He surfs local news channels through the day on a small television gifted by a friend till 3am. He keeps checking his cellphone frequently, which is never switched off.
Bipin Ganatra’s heart may be weak, but it is very much there where he wants it to be. He is a fire chaser by passion, the only one perhaps in the country of 1.2 billion people who volunteers his body and soul to douse any blaze in Kolkata.
The self-styled firefighter reaches a blaze site in no time after catching the news on TV or through his phone, and helps the fire brigade save property and lives.
Over the past four decades, this bespectacled and frail man has fought more than 100 fires. His relentless spirit has been acknowledged in the form of a Padma Shri, the country’s fourth highest civilian award, this year.
“You never know when a fire breaks out. It could be a news item, or an SMS alert from the fire department. I am constantly on the lookout for such accidents,” said Ganatra, sitting on a mattress on the floor where he sleeps.
He is not too delighted with the award, worried that the honour has increased his responsibility.
“More than my own satisfaction, I have to now ensure that a Padma Shri never gets tarnished by my lack of efforts,” he said.
The youngest son of a small-time shares trader, Ganatra was around 12 when his elder brother Narendra was killed in a fire on a Diwali night in Howrah. It changed his life; he dropped out of school and started chasing fires since then.

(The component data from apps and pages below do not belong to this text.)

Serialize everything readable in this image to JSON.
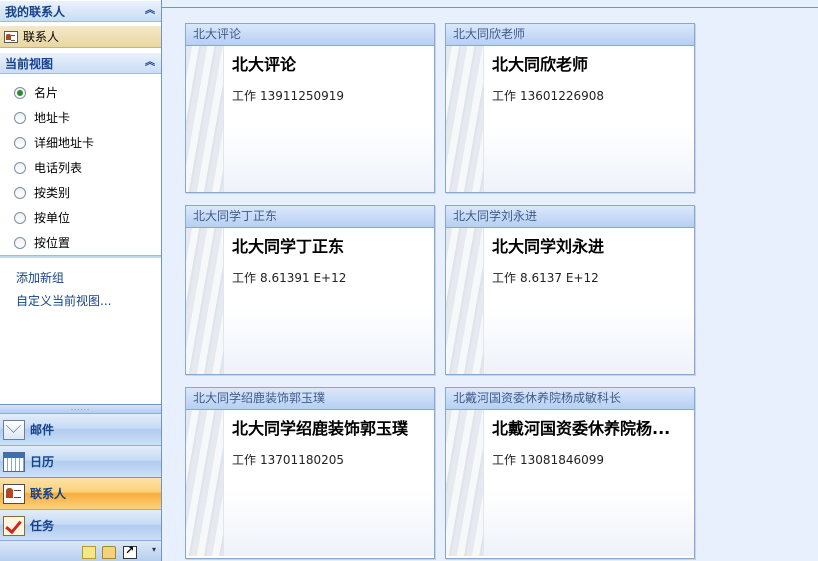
{
  "nav": {
    "my_contacts_header": "我的联系人",
    "contacts_folder": "联系人",
    "current_view_header": "当前视图",
    "views": [
      {
        "label": "名片",
        "checked": true
      },
      {
        "label": "地址卡",
        "checked": false
      },
      {
        "label": "详细地址卡",
        "checked": false
      },
      {
        "label": "电话列表",
        "checked": false
      },
      {
        "label": "按类别",
        "checked": false
      },
      {
        "label": "按单位",
        "checked": false
      },
      {
        "label": "按位置",
        "checked": false
      }
    ],
    "add_group_link": "添加新组",
    "customize_view_link": "自定义当前视图...",
    "buttons": {
      "mail": "邮件",
      "calendar": "日历",
      "contacts": "联系人",
      "tasks": "任务"
    },
    "splitter_grip": "......",
    "collapse_glyph": "«"
  },
  "cards": [
    {
      "title": "北大评论",
      "name": "北大评论",
      "phone_label": "工作",
      "phone": "13911250919"
    },
    {
      "title": "北大同欣老师",
      "name": "北大同欣老师",
      "phone_label": "工作",
      "phone": "13601226908"
    },
    {
      "title": "北大同学丁正东",
      "name": "北大同学丁正东",
      "phone_label": "工作",
      "phone": "8.61391 E+12"
    },
    {
      "title": "北大同学刘永进",
      "name": "北大同学刘永进",
      "phone_label": "工作",
      "phone": "8.6137 E+12"
    },
    {
      "title": "北大同学绍鹿装饰郭玉璞",
      "name": "北大同学绍鹿装饰郭玉璞",
      "phone_label": "工作",
      "phone": "13701180205"
    },
    {
      "title": "北戴河国资委休养院杨成敏科长",
      "name": "北戴河国资委休养院杨...",
      "phone_label": "工作",
      "phone": "13081846099"
    }
  ],
  "colors": {
    "nav_accent": "#15428b",
    "active_button": "#f7ad3b",
    "main_background": "#e7f0fc"
  }
}
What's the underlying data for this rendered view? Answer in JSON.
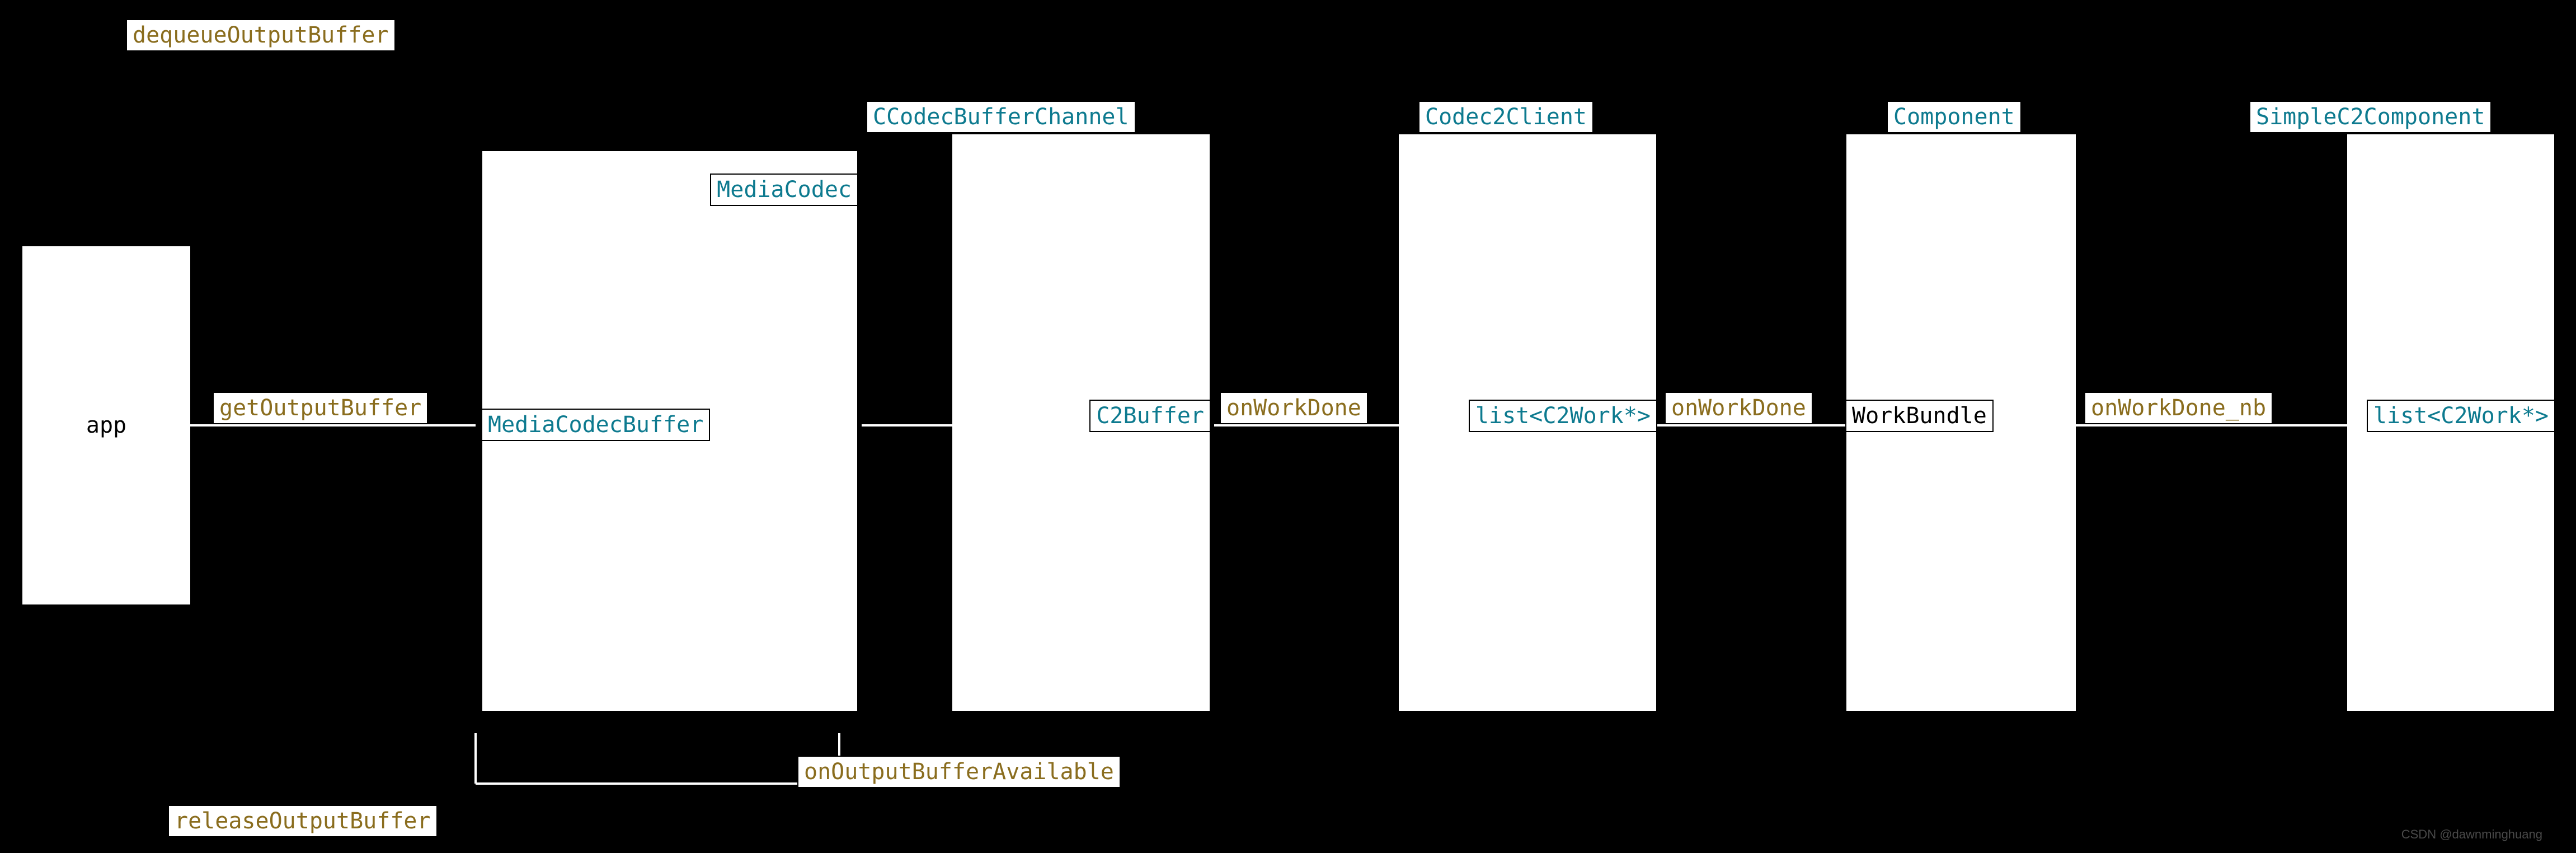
{
  "labels": {
    "dequeueOutputBuffer": "dequeueOutputBuffer",
    "getOutputBuffer": "getOutputBuffer",
    "releaseOutputBuffer": "releaseOutputBuffer",
    "onOutputBufferAvailable": "onOutputBufferAvailable",
    "onWorkDone1": "onWorkDone",
    "onWorkDone2": "onWorkDone",
    "onWorkDone_nb": "onWorkDone_nb"
  },
  "boxes": {
    "app": "app",
    "MediaCodec": "MediaCodec",
    "MediaCodecBuffer": "MediaCodecBuffer",
    "CCodecBufferChannel": "CCodecBufferChannel",
    "C2Buffer": "C2Buffer",
    "Codec2Client": "Codec2Client",
    "listC2Work1": "list<C2Work*>",
    "Component": "Component",
    "WorkBundle": "WorkBundle",
    "SimpleC2Component": "SimpleC2Component",
    "listC2Work2": "list<C2Work*>"
  },
  "watermark": "CSDN @dawnminghuang"
}
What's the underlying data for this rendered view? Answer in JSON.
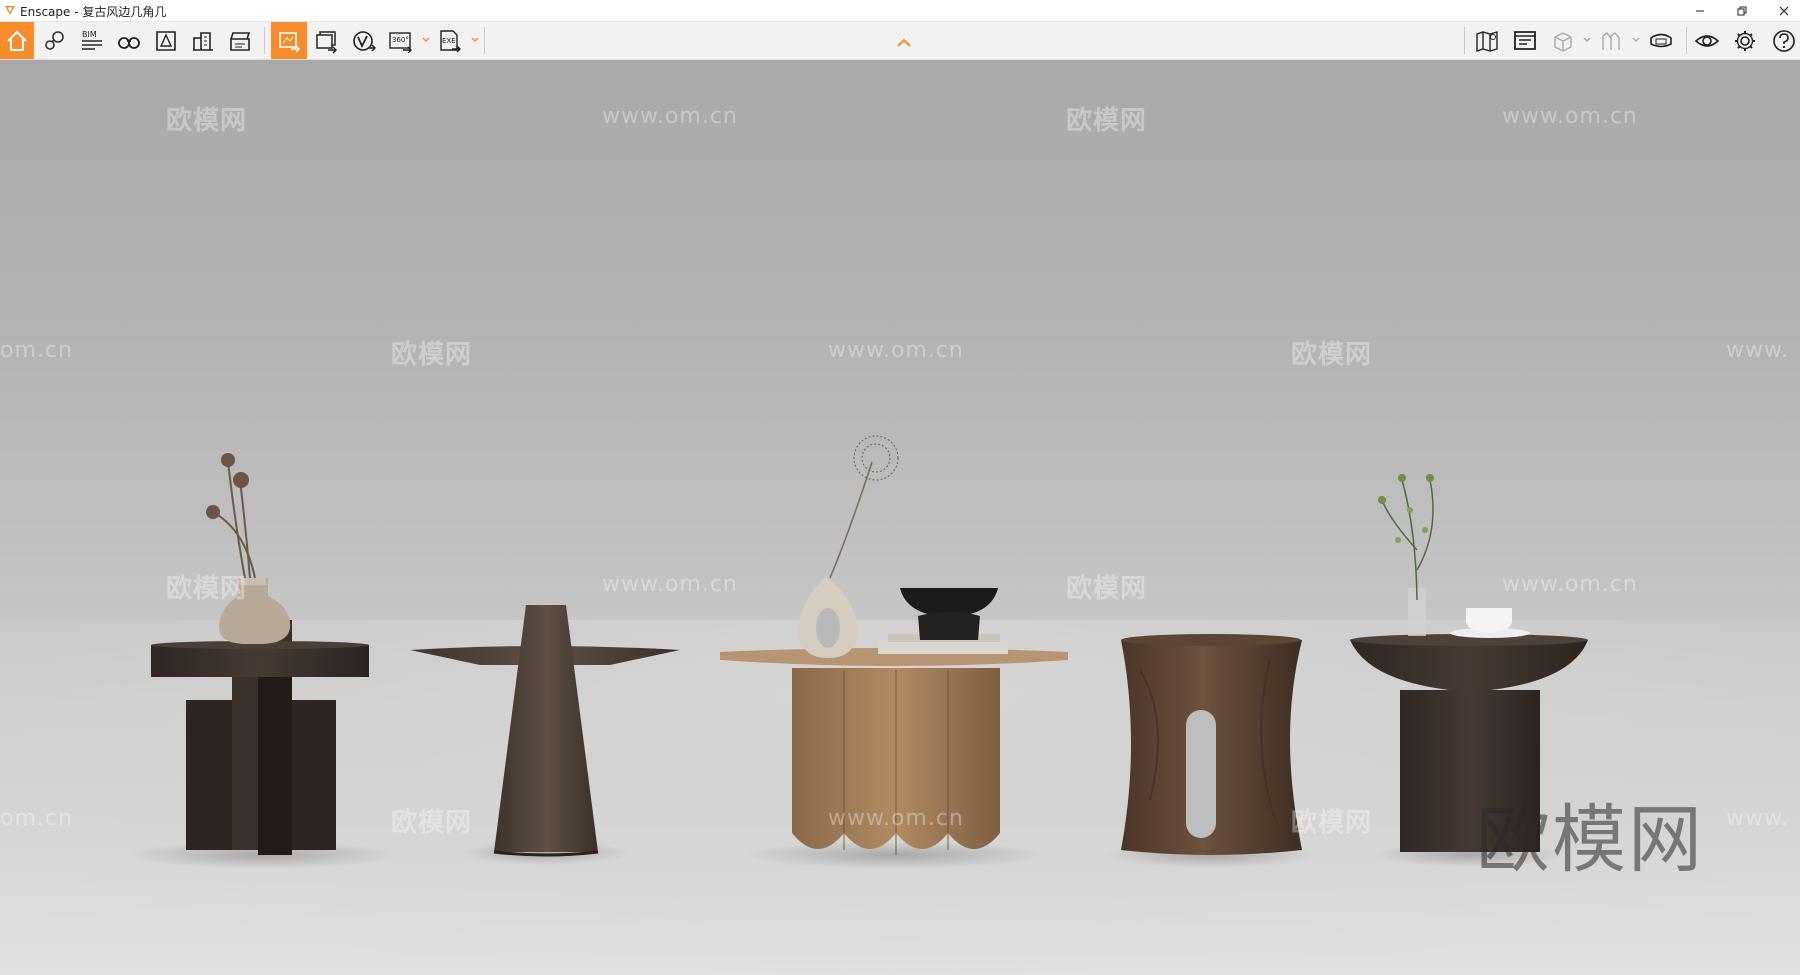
{
  "window": {
    "title": "Enscape - 复古风边几角几",
    "controls": [
      "minimize",
      "restore",
      "close"
    ]
  },
  "toolbar": {
    "left_tools": [
      {
        "icon": "home-icon",
        "active": true
      },
      {
        "icon": "location-pin-icon"
      },
      {
        "icon": "bim-icon",
        "label": "BIM"
      },
      {
        "icon": "binoculars-icon"
      },
      {
        "icon": "asset-library-icon"
      },
      {
        "icon": "buildings-icon"
      },
      {
        "icon": "clapperboard-icon"
      },
      {
        "icon": "render-screenshot-icon",
        "active": true
      },
      {
        "icon": "batch-render-icon"
      },
      {
        "icon": "vr-export-icon"
      },
      {
        "icon": "panorama-360-icon",
        "label": "360°"
      },
      {
        "icon": "export-exe-icon",
        "label": "EXE"
      }
    ],
    "collapse_arrow": "chevron-up-icon",
    "right_tools": [
      {
        "icon": "map-icon"
      },
      {
        "icon": "window-icon"
      },
      {
        "icon": "cube-icon"
      },
      {
        "icon": "chart-icon"
      },
      {
        "icon": "headset-icon"
      },
      {
        "icon": "eye-icon"
      },
      {
        "icon": "gear-icon"
      },
      {
        "icon": "help-icon"
      }
    ],
    "accent_color": "#f78c2b"
  },
  "viewport": {
    "watermark_text": "欧模网",
    "watermark_url": "www.om.cn",
    "watermark_url_partial": "om.cn",
    "watermark_url_cut": "www.",
    "big_watermark": "欧模网"
  }
}
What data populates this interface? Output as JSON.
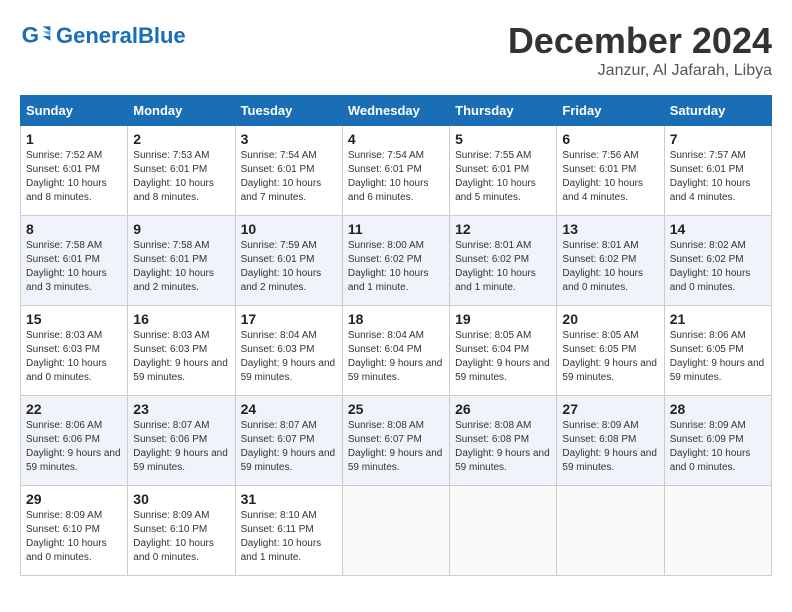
{
  "header": {
    "logo_general": "General",
    "logo_blue": "Blue",
    "month": "December 2024",
    "location": "Janzur, Al Jafarah, Libya"
  },
  "weekdays": [
    "Sunday",
    "Monday",
    "Tuesday",
    "Wednesday",
    "Thursday",
    "Friday",
    "Saturday"
  ],
  "weeks": [
    [
      {
        "day": 1,
        "sunrise": "7:52 AM",
        "sunset": "6:01 PM",
        "daylight": "10 hours and 8 minutes."
      },
      {
        "day": 2,
        "sunrise": "7:53 AM",
        "sunset": "6:01 PM",
        "daylight": "10 hours and 8 minutes."
      },
      {
        "day": 3,
        "sunrise": "7:54 AM",
        "sunset": "6:01 PM",
        "daylight": "10 hours and 7 minutes."
      },
      {
        "day": 4,
        "sunrise": "7:54 AM",
        "sunset": "6:01 PM",
        "daylight": "10 hours and 6 minutes."
      },
      {
        "day": 5,
        "sunrise": "7:55 AM",
        "sunset": "6:01 PM",
        "daylight": "10 hours and 5 minutes."
      },
      {
        "day": 6,
        "sunrise": "7:56 AM",
        "sunset": "6:01 PM",
        "daylight": "10 hours and 4 minutes."
      },
      {
        "day": 7,
        "sunrise": "7:57 AM",
        "sunset": "6:01 PM",
        "daylight": "10 hours and 4 minutes."
      }
    ],
    [
      {
        "day": 8,
        "sunrise": "7:58 AM",
        "sunset": "6:01 PM",
        "daylight": "10 hours and 3 minutes."
      },
      {
        "day": 9,
        "sunrise": "7:58 AM",
        "sunset": "6:01 PM",
        "daylight": "10 hours and 2 minutes."
      },
      {
        "day": 10,
        "sunrise": "7:59 AM",
        "sunset": "6:01 PM",
        "daylight": "10 hours and 2 minutes."
      },
      {
        "day": 11,
        "sunrise": "8:00 AM",
        "sunset": "6:02 PM",
        "daylight": "10 hours and 1 minute."
      },
      {
        "day": 12,
        "sunrise": "8:01 AM",
        "sunset": "6:02 PM",
        "daylight": "10 hours and 1 minute."
      },
      {
        "day": 13,
        "sunrise": "8:01 AM",
        "sunset": "6:02 PM",
        "daylight": "10 hours and 0 minutes."
      },
      {
        "day": 14,
        "sunrise": "8:02 AM",
        "sunset": "6:02 PM",
        "daylight": "10 hours and 0 minutes."
      }
    ],
    [
      {
        "day": 15,
        "sunrise": "8:03 AM",
        "sunset": "6:03 PM",
        "daylight": "10 hours and 0 minutes."
      },
      {
        "day": 16,
        "sunrise": "8:03 AM",
        "sunset": "6:03 PM",
        "daylight": "9 hours and 59 minutes."
      },
      {
        "day": 17,
        "sunrise": "8:04 AM",
        "sunset": "6:03 PM",
        "daylight": "9 hours and 59 minutes."
      },
      {
        "day": 18,
        "sunrise": "8:04 AM",
        "sunset": "6:04 PM",
        "daylight": "9 hours and 59 minutes."
      },
      {
        "day": 19,
        "sunrise": "8:05 AM",
        "sunset": "6:04 PM",
        "daylight": "9 hours and 59 minutes."
      },
      {
        "day": 20,
        "sunrise": "8:05 AM",
        "sunset": "6:05 PM",
        "daylight": "9 hours and 59 minutes."
      },
      {
        "day": 21,
        "sunrise": "8:06 AM",
        "sunset": "6:05 PM",
        "daylight": "9 hours and 59 minutes."
      }
    ],
    [
      {
        "day": 22,
        "sunrise": "8:06 AM",
        "sunset": "6:06 PM",
        "daylight": "9 hours and 59 minutes."
      },
      {
        "day": 23,
        "sunrise": "8:07 AM",
        "sunset": "6:06 PM",
        "daylight": "9 hours and 59 minutes."
      },
      {
        "day": 24,
        "sunrise": "8:07 AM",
        "sunset": "6:07 PM",
        "daylight": "9 hours and 59 minutes."
      },
      {
        "day": 25,
        "sunrise": "8:08 AM",
        "sunset": "6:07 PM",
        "daylight": "9 hours and 59 minutes."
      },
      {
        "day": 26,
        "sunrise": "8:08 AM",
        "sunset": "6:08 PM",
        "daylight": "9 hours and 59 minutes."
      },
      {
        "day": 27,
        "sunrise": "8:09 AM",
        "sunset": "6:08 PM",
        "daylight": "9 hours and 59 minutes."
      },
      {
        "day": 28,
        "sunrise": "8:09 AM",
        "sunset": "6:09 PM",
        "daylight": "10 hours and 0 minutes."
      }
    ],
    [
      {
        "day": 29,
        "sunrise": "8:09 AM",
        "sunset": "6:10 PM",
        "daylight": "10 hours and 0 minutes."
      },
      {
        "day": 30,
        "sunrise": "8:09 AM",
        "sunset": "6:10 PM",
        "daylight": "10 hours and 0 minutes."
      },
      {
        "day": 31,
        "sunrise": "8:10 AM",
        "sunset": "6:11 PM",
        "daylight": "10 hours and 1 minute."
      },
      null,
      null,
      null,
      null
    ]
  ]
}
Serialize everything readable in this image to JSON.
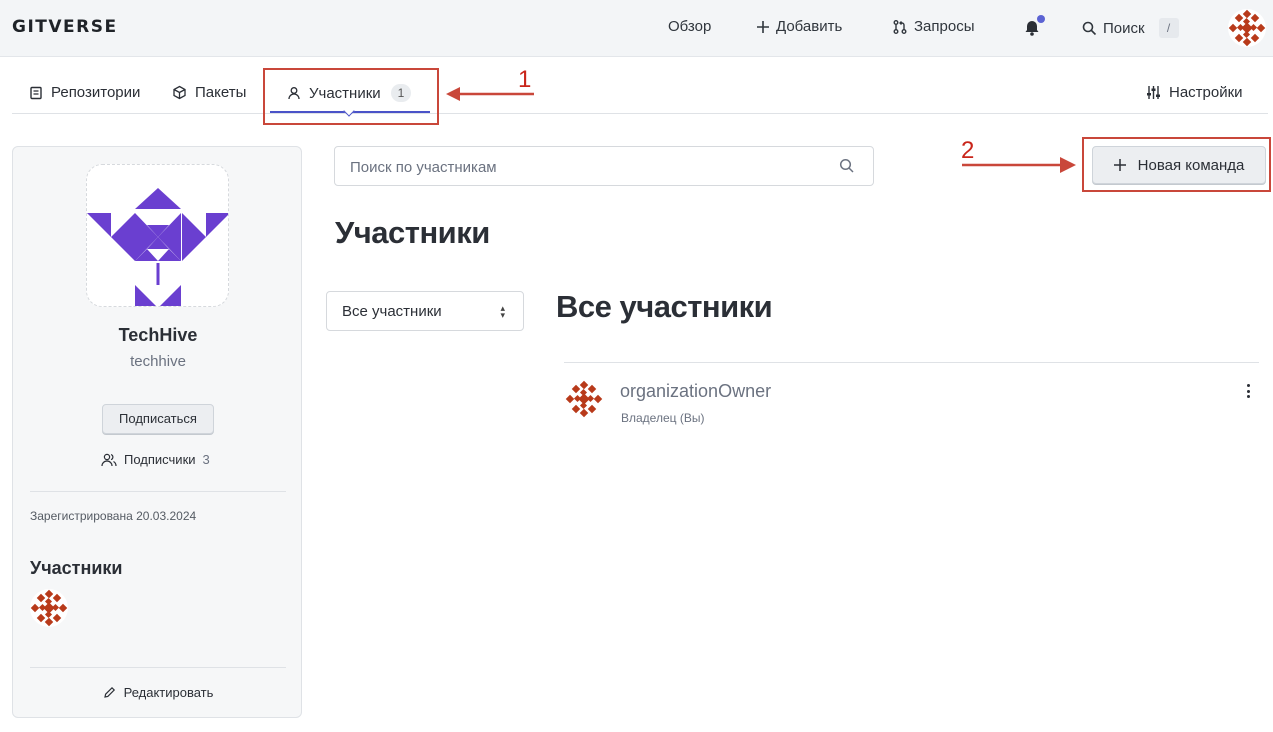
{
  "app": {
    "logo_text": "GITVERSE"
  },
  "topnav": {
    "overview": "Обзор",
    "add": "Добавить",
    "requests": "Запросы",
    "search": "Поиск",
    "search_shortcut": "/"
  },
  "tabs": [
    {
      "label": "Репозитории",
      "icon": "repo-icon"
    },
    {
      "label": "Пакеты",
      "icon": "package-icon"
    },
    {
      "label": "Участники",
      "icon": "person-icon",
      "count": "1",
      "active": true
    }
  ],
  "settings_label": "Настройки",
  "annotations": {
    "one": "1",
    "two": "2"
  },
  "sidebar": {
    "org_name": "TechHive",
    "org_slug": "techhive",
    "subscribe_label": "Подписаться",
    "followers_label": "Подписчики",
    "followers_count": "3",
    "registered": "Зарегистрирована 20.03.2024",
    "members_title": "Участники",
    "edit_label": "Редактировать"
  },
  "main": {
    "search_placeholder": "Поиск по участникам",
    "new_team_label": "Новая команда",
    "title": "Участники",
    "filter_value": "Все участники",
    "list_title": "Все участники",
    "members": [
      {
        "name": "organizationOwner",
        "role": "Владелец (Вы)"
      }
    ]
  },
  "colors": {
    "accent": "#4a53c8",
    "annotation": "#c9473a",
    "logo_purple": "#6a3fd0",
    "avatar_red": "#b83a1a"
  }
}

“Every time I saw the red beacon on a fire truck or heard its clanging bells, I chased them. I joined the firemen as soon as I reached the spot. Initially they didn’t allow me to douse the flames, and I helped them with odd jobs such as carrying hosepipes.”
Today he is considered part of the firefighting force.
Ironically, he lives in a house that doesn’t have any fire safety measures. A mesh of electric wires dangle from the ceiling in each floor, illegal godowns stacked with plywood and chemicals occupy the ground floor.
His room has the bare minimum to sustain his austere bachelor life. On a wall hangs a firefighting uniform gifted to him in 1994 by the fire services. He never uses it, but wore it to pose for HT.
Another wall is adorned with medals, badges, trophies, photographs and certificates that he has received over the years.
“Ganatra serves society in the truest sense of the term. We are all proud of him and happy that his efforts for four decades have been finally acknowledged,” said GP Ghosh, director of the state fire department.